The U.S. is the most violent nation. According to the report, crime in the United States has been declining since the 1990s. The researchers believe the drop in crime could be due to the increase in prison populations and executions, which occurred during the 1990s.

The authors of the study, Don B. Kates and Gary Mauser never promote gun ownership or even suggest that gun control causes crime. They are merely suggesting that there are other factors which contribute to gun violence and that more studies should be conducted on the subject.

And yet still the most obvious truth remains hidden: guns don’t kill people, people kill people, which is the most popular phrase shouted by anti-gun control advocates and it is undoubtedly the most moronic statement; much like saying that alcohol doesn’t cause alcohol poisoning. And yet there is a truism that we are reluctant and afraid to accept.

A gun is not the motivator of violence but rather it is a means to a very particular end. I will not assume why the Aurora gunman barged into a theatre and murdered 12 people or why George Zimmerman shot a 17-year-old. But we shy away from their reasoning and logic as though understanding them would lead to justification and redemption.

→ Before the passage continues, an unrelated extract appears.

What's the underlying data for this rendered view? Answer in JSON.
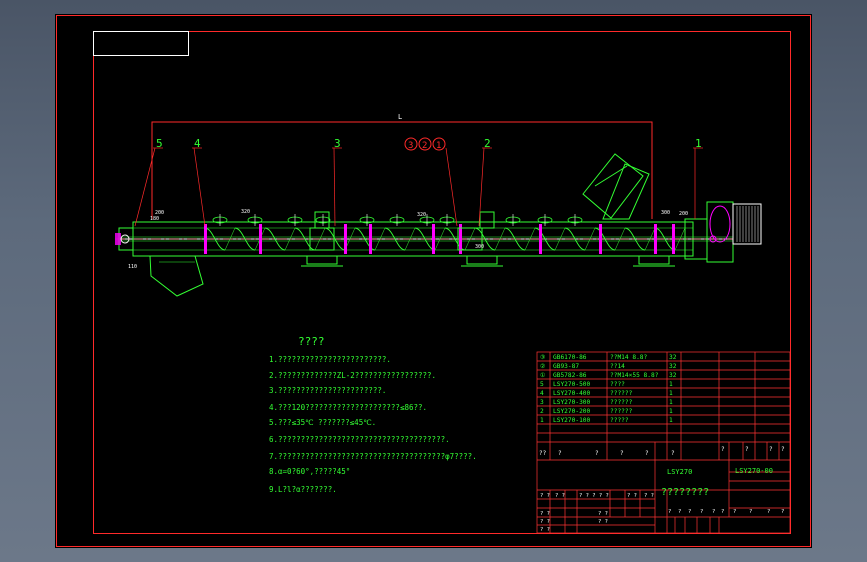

But a person’s mind governs their actions and unfortunately, or rather fortunately, our minds reside beyond the reaches of legislation. We must reluctantly accept the truth that there is no law that can stop a desperate individual seeking to unleash their hateful wrath. If we truly want to stop senseless and unnecessary deaths, we should stop focusing on their method of pain and starting understanding their minds.

 

Nidia Sandoval is a 4th year History major and can be reached at nidias@uci.edu